* _Problem description_: Copy out the entries exactly, and wherever a picture appears, leave it out.

*** Opening of Recorded data ***

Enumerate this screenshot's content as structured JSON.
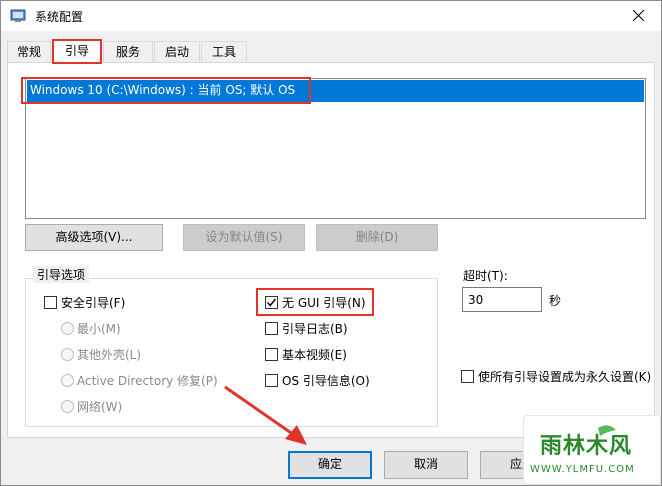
{
  "window": {
    "title": "系统配置",
    "accent": "#0078d7",
    "highlight_color": "#e0352b"
  },
  "tabs": [
    {
      "label": "常规",
      "active": false
    },
    {
      "label": "引导",
      "active": true
    },
    {
      "label": "服务",
      "active": false
    },
    {
      "label": "启动",
      "active": false
    },
    {
      "label": "工具",
      "active": false
    }
  ],
  "boot": {
    "os_entries": [
      "Windows 10 (C:\\Windows) : 当前 OS; 默认 OS"
    ],
    "advanced_button": "高级选项(V)...",
    "set_default_button": "设为默认值(S)",
    "delete_button": "删除(D)"
  },
  "boot_options": {
    "label": "引导选项",
    "safe_boot": {
      "label": "安全引导(F)",
      "checked": false
    },
    "radios": [
      "最小(M)",
      "其他外壳(L)",
      "Active Directory 修复(P)",
      "网络(W)"
    ],
    "no_gui": {
      "label": "无 GUI 引导(N)",
      "checked": true
    },
    "boot_log": {
      "label": "引导日志(B)",
      "checked": false
    },
    "base_video": {
      "label": "基本视频(E)",
      "checked": false
    },
    "os_boot_info": {
      "label": "OS 引导信息(O)",
      "checked": false
    }
  },
  "timeout": {
    "label": "超时(T):",
    "value": "30",
    "unit": "秒"
  },
  "permanent": {
    "label": "使所有引导设置成为永久设置(K)",
    "checked": false
  },
  "footer": {
    "ok_button": "确定",
    "cancel_button": "取消",
    "apply_button_partial": "应用"
  },
  "watermark": {
    "text": "雨林木风",
    "url": "WWW.YLMFU.COM"
  },
  "icons": {
    "app": "msconfig-icon",
    "close": "close-icon",
    "check": "checkmark-icon"
  }
}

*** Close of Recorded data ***

* _Written response_:
Enumerate this screenshot's content as structured JSON.
{
  "window": {
    "title": "系统配置",
    "accent": "#0078d7",
    "highlight_color": "#e0352b"
  },
  "tabs": [
    {
      "label": "常规",
      "active": false
    },
    {
      "label": "引导",
      "active": true
    },
    {
      "label": "服务",
      "active": false
    },
    {
      "label": "启动",
      "active": false
    },
    {
      "label": "工具",
      "active": false
    }
  ],
  "boot": {
    "os_entries": [
      "Windows 10 (C:\\Windows) : 当前 OS; 默认 OS"
    ],
    "advanced_button": "高级选项(V)...",
    "set_default_button": "设为默认值(S)",
    "delete_button": "删除(D)"
  },
  "boot_options": {
    "label": "引导选项",
    "safe_boot": {
      "label": "安全引导(F)",
      "checked": false
    },
    "radios": [
      "最小(M)",
      "其他外壳(L)",
      "Active Directory 修复(P)",
      "网络(W)"
    ],
    "no_gui": {
      "label": "无 GUI 引导(N)",
      "checked": true
    },
    "boot_log": {
      "label": "引导日志(B)",
      "checked": false
    },
    "base_video": {
      "label": "基本视频(E)",
      "checked": false
    },
    "os_boot_info": {
      "label": "OS 引导信息(O)",
      "checked": false
    }
  },
  "timeout": {
    "label": "超时(T):",
    "value": "30",
    "unit": "秒"
  },
  "permanent": {
    "label": "使所有引导设置成为永久设置(K)",
    "checked": false
  },
  "footer": {
    "ok_button": "确定",
    "cancel_button": "取消",
    "apply_button_partial": "应用"
  },
  "watermark": {
    "text": "雨林木风",
    "url": "WWW.YLMFU.COM"
  },
  "icons": {
    "app": "msconfig-icon",
    "close": "close-icon",
    "check": "checkmark-icon"
  }
}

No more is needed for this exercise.